Lymph node dissection in the chest. (A) Lymph nodes along the esophagus and subcarinal nodes are removed, (B) as well as in the aortopulmonary window. C. The thoracic duct is resected and ligated.
Finally, resection and ligation of the thoracic duct also is the best way to prevent a chyle leak postsurgery (Fig. 13-10C).
A narrow gastric tube is constructed and brought upward through the hiatus and behind the aortic arch and temporarily fixed to the esophageal stump in the apex of the chest (Fig. 13-11).
The gastric tube is brought up through the esophageal hiatus, underneath the aortic arch, and temporarily fixed to the proximal stump of the transected esophagus in the top of the chest.
The incision is then closed and the patient is turned to supine position. Through a left cervicotomy the esophageal stump with the attached gastric tube is exteriorized into the operative field and a cervical esophagogastrostomy is performed.
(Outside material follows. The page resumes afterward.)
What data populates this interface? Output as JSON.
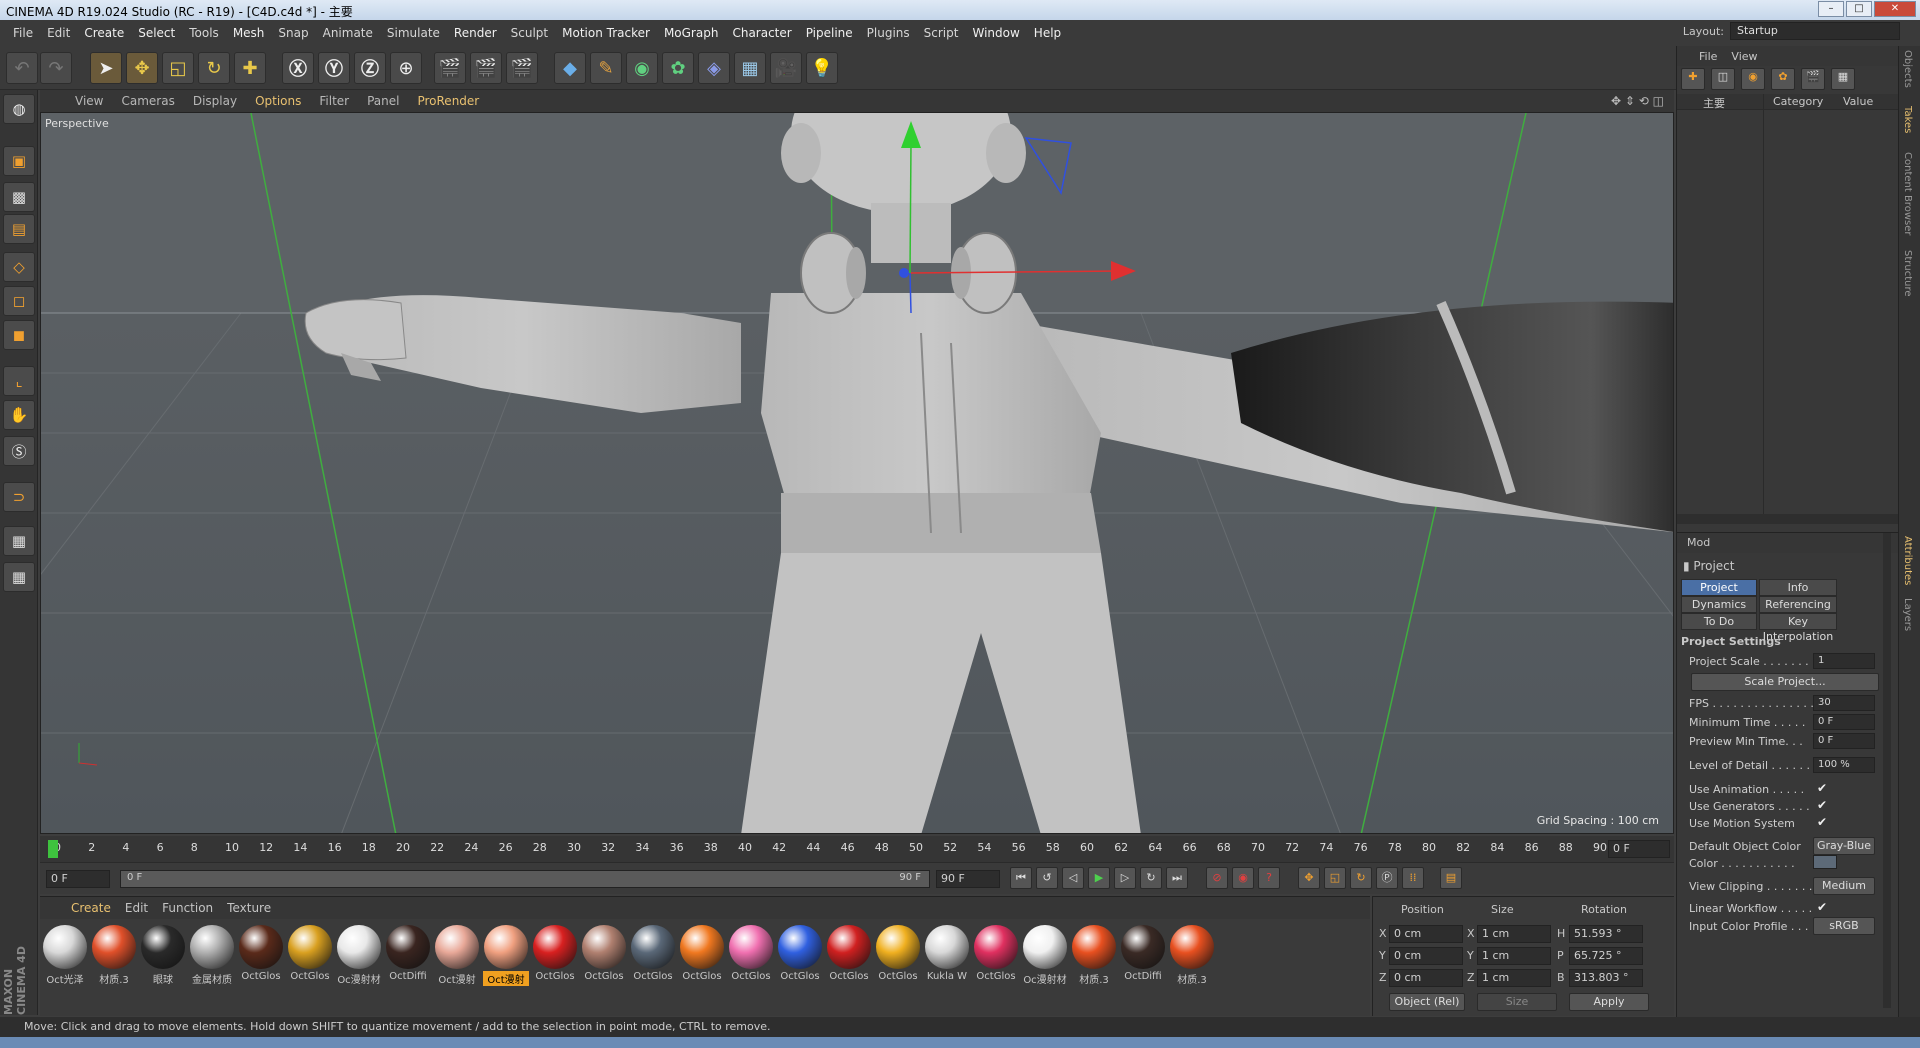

According to the use of vascular pedicle, several modes of creating a gastric tube have been described. Whether or not it is a good idea to perform a gastric drainage procedure (pyloroplasty, pyloromyotomy, or more recently by injecting the pylorus with Botox) remains controversial. There is, however, a tendency to leave the pylorus intact at the time of surgery. If a gastric outlet problem occurs after surgery, it is in general well managed with prokinetic drugs and/or by performing balloon dilatation of the pylorus.24
In cases where the EGJ tumor extends greater than 5 cm onto the stomach, a total gastrectomy followed by a Roux-en-Y jejunal reconstruction with an intrathoracic infra-aortic esophagojejunostomy becomes mandatory.